“Pending Works and Scotopolitic object” is the title of this gallery’s second solo exhibition of the Romanian artist Alex Mirutziu. Specially created for this exhibition are video pieces, photographs and objects, the concept behind which he himself explains as follows:
“Pending Works operate within a nexus of processes, interactions and mediations that are clearly distinguishable as non-linear, non-cumulative and task-based, with the focus not on what is happening but on when it is happening. What is expressed neither describes nor represents existing matrixes of recognition but rather reformulates possibilities. Images, language and signs are critical engagements with reality and not merely its representation. My attention is devoted to work that is not primarily a productive, result-oriented process. This work may be seen as a complex time frame of the art project, as pure activity that occurs in time.
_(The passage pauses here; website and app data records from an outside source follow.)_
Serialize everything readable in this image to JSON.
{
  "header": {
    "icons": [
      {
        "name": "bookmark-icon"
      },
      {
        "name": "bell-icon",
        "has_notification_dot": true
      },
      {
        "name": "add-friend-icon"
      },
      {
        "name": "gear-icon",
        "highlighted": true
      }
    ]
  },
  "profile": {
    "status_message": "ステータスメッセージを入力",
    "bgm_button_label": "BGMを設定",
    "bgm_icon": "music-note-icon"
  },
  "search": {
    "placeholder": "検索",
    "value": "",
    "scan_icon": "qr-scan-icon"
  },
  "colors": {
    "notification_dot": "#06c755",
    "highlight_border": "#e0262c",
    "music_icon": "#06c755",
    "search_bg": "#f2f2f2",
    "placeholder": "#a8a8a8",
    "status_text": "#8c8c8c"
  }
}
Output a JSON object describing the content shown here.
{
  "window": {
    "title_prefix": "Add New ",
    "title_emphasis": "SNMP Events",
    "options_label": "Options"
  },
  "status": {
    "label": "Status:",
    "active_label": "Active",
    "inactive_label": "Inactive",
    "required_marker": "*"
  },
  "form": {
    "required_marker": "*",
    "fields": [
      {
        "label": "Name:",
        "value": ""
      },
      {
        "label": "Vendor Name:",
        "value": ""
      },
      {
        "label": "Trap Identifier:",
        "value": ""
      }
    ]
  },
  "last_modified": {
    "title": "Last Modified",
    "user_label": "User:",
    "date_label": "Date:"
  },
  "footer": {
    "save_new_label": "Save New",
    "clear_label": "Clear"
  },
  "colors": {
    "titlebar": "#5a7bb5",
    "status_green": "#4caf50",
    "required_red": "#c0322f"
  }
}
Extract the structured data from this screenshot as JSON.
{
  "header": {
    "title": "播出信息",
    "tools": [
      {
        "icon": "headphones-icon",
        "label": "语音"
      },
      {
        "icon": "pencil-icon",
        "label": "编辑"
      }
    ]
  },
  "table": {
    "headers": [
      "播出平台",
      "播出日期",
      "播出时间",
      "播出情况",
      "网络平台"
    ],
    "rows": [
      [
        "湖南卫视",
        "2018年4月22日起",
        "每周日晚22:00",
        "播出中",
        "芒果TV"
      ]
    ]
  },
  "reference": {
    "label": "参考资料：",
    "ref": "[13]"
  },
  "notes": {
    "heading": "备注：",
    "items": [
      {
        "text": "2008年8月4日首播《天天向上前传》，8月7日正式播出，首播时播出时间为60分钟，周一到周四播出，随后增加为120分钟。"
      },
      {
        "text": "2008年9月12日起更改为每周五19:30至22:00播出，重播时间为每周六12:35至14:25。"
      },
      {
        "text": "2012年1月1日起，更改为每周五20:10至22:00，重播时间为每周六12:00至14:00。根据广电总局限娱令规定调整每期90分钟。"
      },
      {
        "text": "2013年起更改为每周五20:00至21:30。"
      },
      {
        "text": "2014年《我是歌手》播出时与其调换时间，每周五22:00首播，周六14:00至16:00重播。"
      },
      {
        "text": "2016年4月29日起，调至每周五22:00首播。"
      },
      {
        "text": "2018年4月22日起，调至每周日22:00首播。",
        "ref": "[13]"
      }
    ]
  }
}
This new practice induces you to look beyond; is there a real there – at all? It reaches beyond the specific realization of an idea towards an expanded cultural and social field. I believe that this particularity is a call for thought, beginning with the artist who applies a task-based principle of announcing the time frame of each work for the different ways it may be observed. This then gives rise to questions on: internal duration of the idea versus external duration of the work; sufficiency of time and its relevancy; how much volume of thought and processed thinking can be put into a specific time frame?
Scotopolitic is the term I have coined to designate an object situation that generates a complex dynamic between the discourse of darkness that exists as a choice – one that should not have language – and an object’s communal and public relevance. Its comprehension evolves between silence, mediation and representation. Between example theory and negation theory, Scotopolitic object draws attention to the insistence on its captive insight; and, through the repetitive carving of its insight, develops an institutional theme. Its strategic discourse operates on a thin layer of self-contemplative uselessness, bringing the jungle of darkness into the surrounding public space. Finally, what must be considered in this object situation paradigm are the ways these resolutions are negotiated within a larger public environment.” Alex Mirutziu, born in Romania in 1981, lives and works in London and Sibiu.